Roast Chicken is the perfect Sunday meal. It’s homey, comforting, and downright delicious. Roasting a whole chicken is also very economical as you can get at least 4 servings from the meat alone plus the added bonus of the carcass for making chicken stock. In my version, I use lemons, onions, garlic and rosemary (along with a little bit of butter) to season the chicken, but you can use whatever combination of herbs or spices you like. Serve with potatoes and you’ve got yourself a nice Sunday dinner.
Prep Time: 15 minutes | Cook Time: 1 1/2 hours | Total Time: 1 hour 45 minutes
- 1 3-pound chicken, preferably free range
- 2 medium yellow onions
- 2 lemons
- 4 cloves garlic
- 2 carrots
- 1 tablespoon dried rosemary
- 1 1/2 teaspoons salt
- 1 1/2 teaspoons pepper
- 1/4 cup unsalted butter, softened
Preheat oven to 425°F.
Remove the chicken from the packaging. Remove the giblets from the cavity (if they are included) and pat the outside of the chicken dry using a paper towel.
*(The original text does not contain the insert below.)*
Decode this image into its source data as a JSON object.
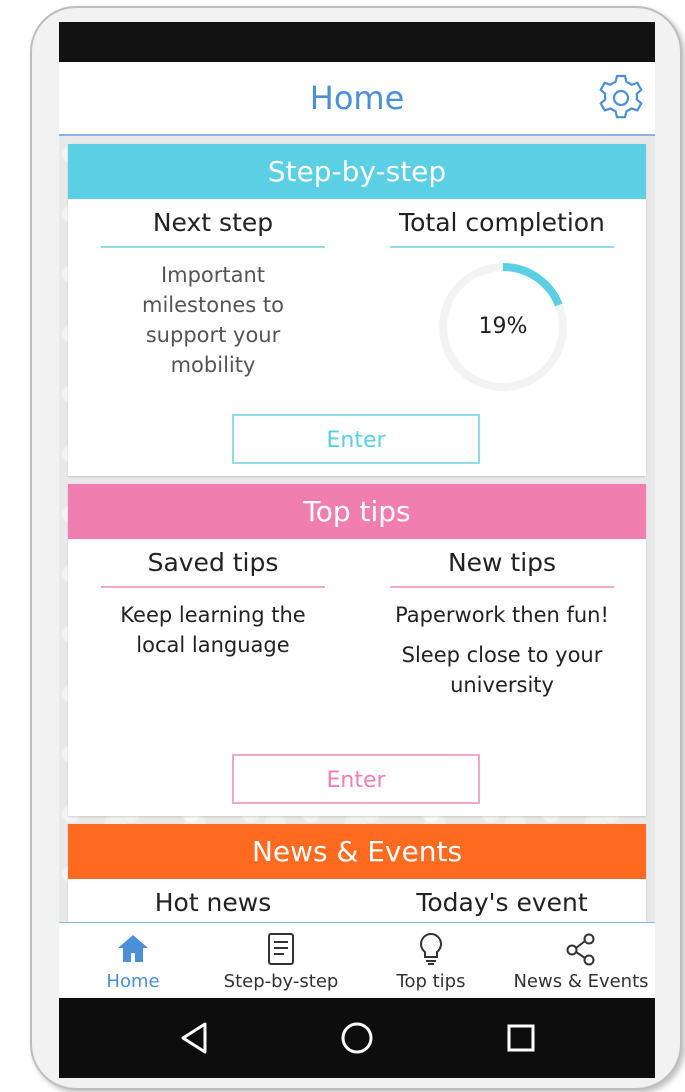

In a small bowl, prepare the salt and pepper mixture. Add the dried rosemary, salt and pepper to a bowl and mix to combine. You will use this to season the inside and outside of the chicken.
In a separate small bowl, combine the softened butter with two minced cloves of garlic. Reserve two whole cloves of garlic for later. You will use this mixture to rub underneath and on top of the chicken skin.
Get ready to stuff the bird by placing the chicken into a roasting dish. Prop the chicken up and season the cavity lightly with the salt and pepper mixture, using about 1/4 of the mixture. Next, cut 1 lemon and 1 onion into quarters and stuff them into the cavity of the chicken along with the remaining 2 whole cloves of garlic.
Lay the chicken back down into the roasting pan, breast side up. Using your fingers, begin to separate the skin of the chicken from the breast and legs by running your fingers underneath the skin and gently pulling upwards. Try not to tear the skin. Use a sharp knife to cut underneath the skin where any fibers are still attached. By the end, you should be able to lay your whole hand down flat under the chicken breast and be able to move your fingers smoothly under the chicken legs.
Next, butter the bird. Take 2/3 of the butter mixture and rub it underneath the skin of the chicken, both on the breasts and the legs. I find it easiest to add dollops of the butter underneath the skin first then massage the butter across the breasts and legs by pressing on the top of the skin. If you use your hands to spread the butter underneath the skin, the moisture of the chicken makes it much harder and it tends to clump up.
Next, rub the remaining 1/3 of the butter mixture over the skin of the chicken. Make sure you rub the legs, wings and underside of the chicken as well as the breasts. Finally, use the remaining salt and pepper mixture to season the outside of the chicken, again making sure to season all areas.
To ensure that the chicken cooks evenly, truss the legs together. Simply use butchers twine to tie the legs together. It doesn’t have to be too tight, just make sure the legs won’t separate. Additionally, to ensure the wings don’t overcook, simply tuck them underneath the chicken, no trussing required.
Wash your hands and prepare the vegetables. Cut the remaining lemon, onion, and carrot into 1 inch pieces. Scatter the vegetables around the outside of the chicken.
Bake the chicken in the center of the oven for 45 minutes. After 45 minutes, flip the chicken on its back and roast for another 15 minutes. After these 15 minutes, flip the chicken back to breast-side up and roast for another 15 minutes. Remove from the oven and test if the chicken is done (see methods below). If so, then cover the chicken with aluminum foil and let it rest for at least 10 minutes before serving.
Carve the chicken into the breasts, thighs, and drumsticks, and serve. Leftovers will keep for about 3 days in the fridge or can be frozen for up to 3 months.
How to Tell if a Chicken is Done
There are many ways to tell if a chicken is done and you don’t necessarily need fancy equipment to do so. Here are some of my tricks:
- Firmness. First off, the meat should be firm and white/golden in colour. If the meat is pink, jiggly, or rubbery, it needs more time in the oven.
- Juices. The best way to tell if a chicken is done is to cut between the leg and the breast meat. If the juices run clear and the meat is white, then the chicken is done. If the juices are pink, then you need to cook it longer.
- Thermometer. If you are uncertain if the chicken is done then check it with a thermometer. Insert the thermometer between the leg and the breast. When the thermometer reads 165°F, it is done. If the temperature is lower, then it needs more time in the oven. If it is above this temperature, it’s overcooked.